BEGIN

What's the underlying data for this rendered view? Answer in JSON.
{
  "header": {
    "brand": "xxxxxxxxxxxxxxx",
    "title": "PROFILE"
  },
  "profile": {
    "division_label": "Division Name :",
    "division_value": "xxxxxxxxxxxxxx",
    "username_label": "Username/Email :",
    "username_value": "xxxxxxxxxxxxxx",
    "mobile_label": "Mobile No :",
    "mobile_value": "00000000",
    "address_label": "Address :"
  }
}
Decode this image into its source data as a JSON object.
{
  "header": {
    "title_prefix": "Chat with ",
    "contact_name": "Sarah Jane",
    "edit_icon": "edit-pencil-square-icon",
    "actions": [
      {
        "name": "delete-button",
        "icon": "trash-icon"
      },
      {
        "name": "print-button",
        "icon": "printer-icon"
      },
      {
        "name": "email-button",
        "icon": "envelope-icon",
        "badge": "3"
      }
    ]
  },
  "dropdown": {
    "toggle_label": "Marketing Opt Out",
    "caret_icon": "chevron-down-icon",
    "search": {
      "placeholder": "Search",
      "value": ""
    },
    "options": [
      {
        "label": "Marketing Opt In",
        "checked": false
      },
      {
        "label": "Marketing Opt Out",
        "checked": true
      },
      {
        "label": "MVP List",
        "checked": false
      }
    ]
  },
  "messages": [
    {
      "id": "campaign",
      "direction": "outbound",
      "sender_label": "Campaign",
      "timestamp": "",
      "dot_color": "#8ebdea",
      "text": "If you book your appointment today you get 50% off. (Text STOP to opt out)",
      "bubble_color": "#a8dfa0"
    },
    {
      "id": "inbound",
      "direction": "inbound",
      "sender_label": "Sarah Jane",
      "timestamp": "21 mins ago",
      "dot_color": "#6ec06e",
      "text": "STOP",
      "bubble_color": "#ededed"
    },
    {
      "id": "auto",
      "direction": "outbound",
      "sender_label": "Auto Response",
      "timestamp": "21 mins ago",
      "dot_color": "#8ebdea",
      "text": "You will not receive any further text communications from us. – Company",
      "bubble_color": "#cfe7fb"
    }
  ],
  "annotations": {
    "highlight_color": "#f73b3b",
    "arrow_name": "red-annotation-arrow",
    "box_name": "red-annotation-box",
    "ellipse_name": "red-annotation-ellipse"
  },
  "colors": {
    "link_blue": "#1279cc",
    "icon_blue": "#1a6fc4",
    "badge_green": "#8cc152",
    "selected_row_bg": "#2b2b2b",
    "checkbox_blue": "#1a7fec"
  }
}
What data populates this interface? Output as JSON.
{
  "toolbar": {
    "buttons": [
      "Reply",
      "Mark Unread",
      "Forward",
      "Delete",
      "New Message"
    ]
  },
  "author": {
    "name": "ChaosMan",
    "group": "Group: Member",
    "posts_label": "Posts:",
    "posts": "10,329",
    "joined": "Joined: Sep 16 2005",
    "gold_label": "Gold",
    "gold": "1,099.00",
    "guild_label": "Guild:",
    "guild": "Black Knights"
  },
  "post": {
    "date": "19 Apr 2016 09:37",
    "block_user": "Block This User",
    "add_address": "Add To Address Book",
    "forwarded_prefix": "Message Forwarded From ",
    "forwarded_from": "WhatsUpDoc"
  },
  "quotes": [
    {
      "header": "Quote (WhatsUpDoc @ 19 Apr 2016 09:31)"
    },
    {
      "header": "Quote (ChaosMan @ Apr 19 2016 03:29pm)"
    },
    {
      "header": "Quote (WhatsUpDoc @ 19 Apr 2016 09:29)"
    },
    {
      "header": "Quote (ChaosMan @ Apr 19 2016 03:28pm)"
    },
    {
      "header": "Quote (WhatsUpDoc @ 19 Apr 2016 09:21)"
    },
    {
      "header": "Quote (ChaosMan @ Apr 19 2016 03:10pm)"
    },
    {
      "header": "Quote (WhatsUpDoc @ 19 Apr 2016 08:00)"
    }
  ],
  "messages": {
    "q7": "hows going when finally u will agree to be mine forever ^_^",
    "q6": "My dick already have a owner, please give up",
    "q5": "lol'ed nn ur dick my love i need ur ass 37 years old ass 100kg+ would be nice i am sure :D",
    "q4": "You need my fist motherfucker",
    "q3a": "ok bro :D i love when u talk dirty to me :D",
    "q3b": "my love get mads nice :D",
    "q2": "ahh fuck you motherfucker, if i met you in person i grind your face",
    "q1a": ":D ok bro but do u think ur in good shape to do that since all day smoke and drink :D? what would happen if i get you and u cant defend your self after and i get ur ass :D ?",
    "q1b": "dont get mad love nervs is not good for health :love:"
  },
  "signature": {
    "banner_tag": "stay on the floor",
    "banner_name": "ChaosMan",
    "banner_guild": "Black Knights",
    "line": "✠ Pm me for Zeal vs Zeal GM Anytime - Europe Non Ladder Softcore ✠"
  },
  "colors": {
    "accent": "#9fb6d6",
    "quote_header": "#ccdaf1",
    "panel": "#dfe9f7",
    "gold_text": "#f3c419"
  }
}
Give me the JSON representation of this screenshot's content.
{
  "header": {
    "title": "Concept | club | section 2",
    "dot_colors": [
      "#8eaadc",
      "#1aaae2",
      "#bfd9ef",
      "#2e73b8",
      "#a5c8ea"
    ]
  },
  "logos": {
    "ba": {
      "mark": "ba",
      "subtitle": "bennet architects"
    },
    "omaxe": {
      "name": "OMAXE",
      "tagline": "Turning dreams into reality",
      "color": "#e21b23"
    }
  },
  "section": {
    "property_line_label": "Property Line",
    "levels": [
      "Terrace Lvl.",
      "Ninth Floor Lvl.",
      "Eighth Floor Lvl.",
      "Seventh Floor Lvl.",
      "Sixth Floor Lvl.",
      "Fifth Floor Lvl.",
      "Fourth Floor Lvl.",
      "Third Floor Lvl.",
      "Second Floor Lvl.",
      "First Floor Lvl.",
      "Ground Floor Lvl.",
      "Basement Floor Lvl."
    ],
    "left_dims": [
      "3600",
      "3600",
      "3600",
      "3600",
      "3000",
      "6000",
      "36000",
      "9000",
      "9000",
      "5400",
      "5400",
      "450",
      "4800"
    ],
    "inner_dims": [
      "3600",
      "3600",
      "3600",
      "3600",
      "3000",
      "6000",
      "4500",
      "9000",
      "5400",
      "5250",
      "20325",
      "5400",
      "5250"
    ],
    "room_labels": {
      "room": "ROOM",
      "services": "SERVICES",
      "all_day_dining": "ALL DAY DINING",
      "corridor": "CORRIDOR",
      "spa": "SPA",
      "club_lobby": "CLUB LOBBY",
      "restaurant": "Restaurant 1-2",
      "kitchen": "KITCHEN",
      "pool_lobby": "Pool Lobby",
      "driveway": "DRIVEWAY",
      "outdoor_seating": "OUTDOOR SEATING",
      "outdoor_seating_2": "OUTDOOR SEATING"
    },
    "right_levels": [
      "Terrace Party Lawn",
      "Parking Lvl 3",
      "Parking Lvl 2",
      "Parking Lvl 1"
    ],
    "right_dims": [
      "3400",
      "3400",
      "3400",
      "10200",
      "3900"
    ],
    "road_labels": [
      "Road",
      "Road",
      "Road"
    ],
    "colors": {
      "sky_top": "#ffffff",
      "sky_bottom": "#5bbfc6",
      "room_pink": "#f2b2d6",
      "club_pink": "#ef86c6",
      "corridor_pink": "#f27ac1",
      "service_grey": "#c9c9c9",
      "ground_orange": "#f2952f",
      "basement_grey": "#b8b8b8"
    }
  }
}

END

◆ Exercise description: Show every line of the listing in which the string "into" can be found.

◆ Answer to this exercise:
Decode this image into its source data as a JSON object.
      "tagline": "Turning dreams into reality",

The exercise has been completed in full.